Count me among those disgusted with the Supreme Court’s ruling against Susette Kelo, which
asserted the right of the government to seize her home in order to divert the property to what
it judged to be a use of higher economic value.
The economic value to the current owner can be directly measured by the price that owner
would need to be compensated in order to part with the property. The economic value in the
alternative use can be directly measured by how much the developer is willing and able to pay
for the property. If the developer can’t offer a high enough price to make the owner want to
sell, and can only get it by threatening to throw the property owner in jail, it rather
undermines the claim that the developer’s plans for the property should legitimately be assigned
a higher economic value.
But others have said this better than I can.
All a developer has to do now is make a lowball offer and threaten to involve a
bought-and-paid-for politician to take the property away if the owner doesn’t acquiesce.
Any property may now be taken for the benefit of another private party, but the fallout from
this decision will not be random. The beneficiaries are likely to be those citizens with
disproportionate influence and power in the political process.
If there is one idea that will help developing countries escape poverty, it is

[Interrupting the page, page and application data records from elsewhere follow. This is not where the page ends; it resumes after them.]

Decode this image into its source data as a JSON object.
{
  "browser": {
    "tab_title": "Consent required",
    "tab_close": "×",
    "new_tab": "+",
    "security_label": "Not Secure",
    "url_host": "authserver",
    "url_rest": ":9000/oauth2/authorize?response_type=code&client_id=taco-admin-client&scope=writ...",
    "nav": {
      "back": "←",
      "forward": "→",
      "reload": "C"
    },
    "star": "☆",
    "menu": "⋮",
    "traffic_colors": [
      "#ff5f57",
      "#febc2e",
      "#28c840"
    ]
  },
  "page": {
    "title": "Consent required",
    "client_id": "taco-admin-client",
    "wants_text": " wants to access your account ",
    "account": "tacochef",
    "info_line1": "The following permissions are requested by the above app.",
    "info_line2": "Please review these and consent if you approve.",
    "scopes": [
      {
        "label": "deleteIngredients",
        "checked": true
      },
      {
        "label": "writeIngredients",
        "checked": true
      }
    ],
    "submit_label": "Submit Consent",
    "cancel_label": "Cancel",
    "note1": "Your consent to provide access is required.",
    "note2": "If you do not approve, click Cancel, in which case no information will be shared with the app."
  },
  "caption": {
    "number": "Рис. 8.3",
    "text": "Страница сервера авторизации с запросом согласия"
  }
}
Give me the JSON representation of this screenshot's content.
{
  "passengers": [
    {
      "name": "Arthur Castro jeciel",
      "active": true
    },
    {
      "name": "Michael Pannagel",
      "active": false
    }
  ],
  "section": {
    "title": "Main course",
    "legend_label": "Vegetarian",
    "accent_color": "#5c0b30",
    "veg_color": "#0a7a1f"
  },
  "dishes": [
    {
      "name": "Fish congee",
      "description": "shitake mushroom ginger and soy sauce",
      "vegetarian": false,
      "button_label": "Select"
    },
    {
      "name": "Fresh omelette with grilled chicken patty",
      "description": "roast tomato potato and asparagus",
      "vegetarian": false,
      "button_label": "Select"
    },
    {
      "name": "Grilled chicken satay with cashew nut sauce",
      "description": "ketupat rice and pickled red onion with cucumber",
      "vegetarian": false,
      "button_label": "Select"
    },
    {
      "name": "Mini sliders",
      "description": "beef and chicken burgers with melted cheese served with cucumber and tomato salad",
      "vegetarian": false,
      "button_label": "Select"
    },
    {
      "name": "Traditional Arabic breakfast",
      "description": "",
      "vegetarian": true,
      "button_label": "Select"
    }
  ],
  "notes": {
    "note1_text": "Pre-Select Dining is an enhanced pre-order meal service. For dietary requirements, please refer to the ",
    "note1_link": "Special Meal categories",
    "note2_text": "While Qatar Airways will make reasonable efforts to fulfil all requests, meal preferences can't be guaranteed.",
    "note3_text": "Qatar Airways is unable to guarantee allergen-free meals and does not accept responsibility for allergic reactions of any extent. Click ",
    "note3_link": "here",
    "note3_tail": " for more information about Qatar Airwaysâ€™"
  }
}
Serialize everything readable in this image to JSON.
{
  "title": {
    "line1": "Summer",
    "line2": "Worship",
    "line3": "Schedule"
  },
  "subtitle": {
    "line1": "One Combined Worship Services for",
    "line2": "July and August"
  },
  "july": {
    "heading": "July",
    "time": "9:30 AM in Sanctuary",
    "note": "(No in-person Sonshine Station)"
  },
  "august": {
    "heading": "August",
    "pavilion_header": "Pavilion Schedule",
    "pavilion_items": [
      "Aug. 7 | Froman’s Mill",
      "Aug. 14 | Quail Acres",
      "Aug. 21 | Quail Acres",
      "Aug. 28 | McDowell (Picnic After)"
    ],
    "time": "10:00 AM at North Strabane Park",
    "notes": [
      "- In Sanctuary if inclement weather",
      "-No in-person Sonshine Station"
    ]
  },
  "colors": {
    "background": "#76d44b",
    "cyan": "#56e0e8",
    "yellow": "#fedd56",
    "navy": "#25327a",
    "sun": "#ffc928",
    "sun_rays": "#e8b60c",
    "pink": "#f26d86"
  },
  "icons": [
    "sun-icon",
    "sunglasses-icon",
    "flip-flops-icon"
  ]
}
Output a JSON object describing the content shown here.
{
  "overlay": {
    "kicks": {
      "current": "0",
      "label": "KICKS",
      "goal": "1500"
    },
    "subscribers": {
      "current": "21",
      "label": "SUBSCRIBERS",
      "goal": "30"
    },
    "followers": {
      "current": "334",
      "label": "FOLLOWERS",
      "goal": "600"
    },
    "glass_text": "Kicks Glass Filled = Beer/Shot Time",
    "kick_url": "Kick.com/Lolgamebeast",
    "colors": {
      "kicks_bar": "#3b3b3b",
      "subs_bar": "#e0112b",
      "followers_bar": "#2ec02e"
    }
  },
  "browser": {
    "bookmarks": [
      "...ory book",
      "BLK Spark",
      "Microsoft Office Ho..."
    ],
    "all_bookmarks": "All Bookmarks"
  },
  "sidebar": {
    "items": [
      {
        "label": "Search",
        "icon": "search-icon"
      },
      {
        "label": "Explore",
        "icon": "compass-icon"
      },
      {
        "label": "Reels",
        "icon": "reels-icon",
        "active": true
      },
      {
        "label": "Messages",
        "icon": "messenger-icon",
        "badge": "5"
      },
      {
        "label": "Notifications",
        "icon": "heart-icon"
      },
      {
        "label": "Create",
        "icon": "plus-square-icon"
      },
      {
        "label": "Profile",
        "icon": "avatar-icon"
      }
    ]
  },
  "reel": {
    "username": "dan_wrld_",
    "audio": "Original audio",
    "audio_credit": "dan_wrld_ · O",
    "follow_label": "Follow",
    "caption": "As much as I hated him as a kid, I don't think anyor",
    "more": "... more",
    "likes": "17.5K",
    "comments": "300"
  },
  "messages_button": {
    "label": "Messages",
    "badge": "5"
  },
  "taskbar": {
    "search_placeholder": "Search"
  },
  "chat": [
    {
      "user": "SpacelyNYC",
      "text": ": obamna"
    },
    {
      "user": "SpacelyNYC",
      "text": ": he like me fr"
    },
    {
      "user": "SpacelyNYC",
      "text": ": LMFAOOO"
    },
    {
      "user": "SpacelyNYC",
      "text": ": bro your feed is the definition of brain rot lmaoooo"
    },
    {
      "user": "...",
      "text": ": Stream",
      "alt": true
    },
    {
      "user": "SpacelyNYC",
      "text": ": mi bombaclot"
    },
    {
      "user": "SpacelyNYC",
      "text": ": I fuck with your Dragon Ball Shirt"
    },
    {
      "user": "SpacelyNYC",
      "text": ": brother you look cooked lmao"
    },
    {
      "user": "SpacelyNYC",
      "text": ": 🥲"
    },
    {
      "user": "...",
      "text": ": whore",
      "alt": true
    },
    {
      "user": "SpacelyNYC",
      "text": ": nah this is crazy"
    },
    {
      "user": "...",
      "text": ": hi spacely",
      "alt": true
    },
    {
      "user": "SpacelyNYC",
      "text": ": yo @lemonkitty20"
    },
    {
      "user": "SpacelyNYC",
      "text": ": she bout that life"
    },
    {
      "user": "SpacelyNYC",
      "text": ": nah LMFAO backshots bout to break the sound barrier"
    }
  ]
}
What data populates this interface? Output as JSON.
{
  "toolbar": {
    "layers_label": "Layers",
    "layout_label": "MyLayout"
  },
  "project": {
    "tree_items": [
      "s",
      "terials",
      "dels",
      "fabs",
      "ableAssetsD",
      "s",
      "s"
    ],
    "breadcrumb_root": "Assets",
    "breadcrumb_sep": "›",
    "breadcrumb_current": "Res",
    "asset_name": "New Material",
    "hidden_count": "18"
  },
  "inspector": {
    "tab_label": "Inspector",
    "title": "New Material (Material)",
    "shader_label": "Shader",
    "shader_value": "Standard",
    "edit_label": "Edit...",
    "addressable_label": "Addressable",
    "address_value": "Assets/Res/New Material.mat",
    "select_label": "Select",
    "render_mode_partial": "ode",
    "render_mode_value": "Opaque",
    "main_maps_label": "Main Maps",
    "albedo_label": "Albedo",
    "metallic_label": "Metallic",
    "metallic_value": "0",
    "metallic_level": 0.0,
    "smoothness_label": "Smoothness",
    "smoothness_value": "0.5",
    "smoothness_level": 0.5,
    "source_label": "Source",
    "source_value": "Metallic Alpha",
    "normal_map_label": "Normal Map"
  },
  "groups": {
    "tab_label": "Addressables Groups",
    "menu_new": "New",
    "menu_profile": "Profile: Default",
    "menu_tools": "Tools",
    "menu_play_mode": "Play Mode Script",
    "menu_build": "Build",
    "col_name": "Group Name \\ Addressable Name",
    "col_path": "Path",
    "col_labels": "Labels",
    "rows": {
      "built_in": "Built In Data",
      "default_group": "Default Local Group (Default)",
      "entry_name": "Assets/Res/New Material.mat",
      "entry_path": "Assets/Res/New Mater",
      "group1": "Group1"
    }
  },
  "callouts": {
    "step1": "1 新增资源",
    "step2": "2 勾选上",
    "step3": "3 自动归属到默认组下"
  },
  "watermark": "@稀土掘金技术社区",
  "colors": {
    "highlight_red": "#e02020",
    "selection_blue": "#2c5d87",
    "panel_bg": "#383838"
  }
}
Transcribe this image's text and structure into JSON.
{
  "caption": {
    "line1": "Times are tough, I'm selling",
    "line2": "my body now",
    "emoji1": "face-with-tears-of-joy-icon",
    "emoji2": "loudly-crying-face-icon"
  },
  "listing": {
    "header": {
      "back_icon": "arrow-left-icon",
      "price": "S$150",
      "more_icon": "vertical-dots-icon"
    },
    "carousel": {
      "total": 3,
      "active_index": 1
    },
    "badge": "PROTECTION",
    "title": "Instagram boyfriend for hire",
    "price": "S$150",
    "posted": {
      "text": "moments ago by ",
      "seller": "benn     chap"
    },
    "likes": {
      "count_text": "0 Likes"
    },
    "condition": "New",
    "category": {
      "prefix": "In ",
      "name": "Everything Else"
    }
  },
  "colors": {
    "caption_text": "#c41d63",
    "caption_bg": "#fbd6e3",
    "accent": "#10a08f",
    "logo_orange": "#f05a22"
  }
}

the recognition of a distinction between mine and thine – not to mention thine and the
government’s. But in a country that became wealthy through the recognition and protection of
those property rights, the US’s highest court has just upheld a decision that allows local
municipalities to seize an individual’s property.
While Bush, sometimes rightly, gets bashed by the Left for trying to create a
corporate state, it is in fact the left side of the Supreme Court that has struck the strongest
blow now in that direction.
Michelle Malkin has much more.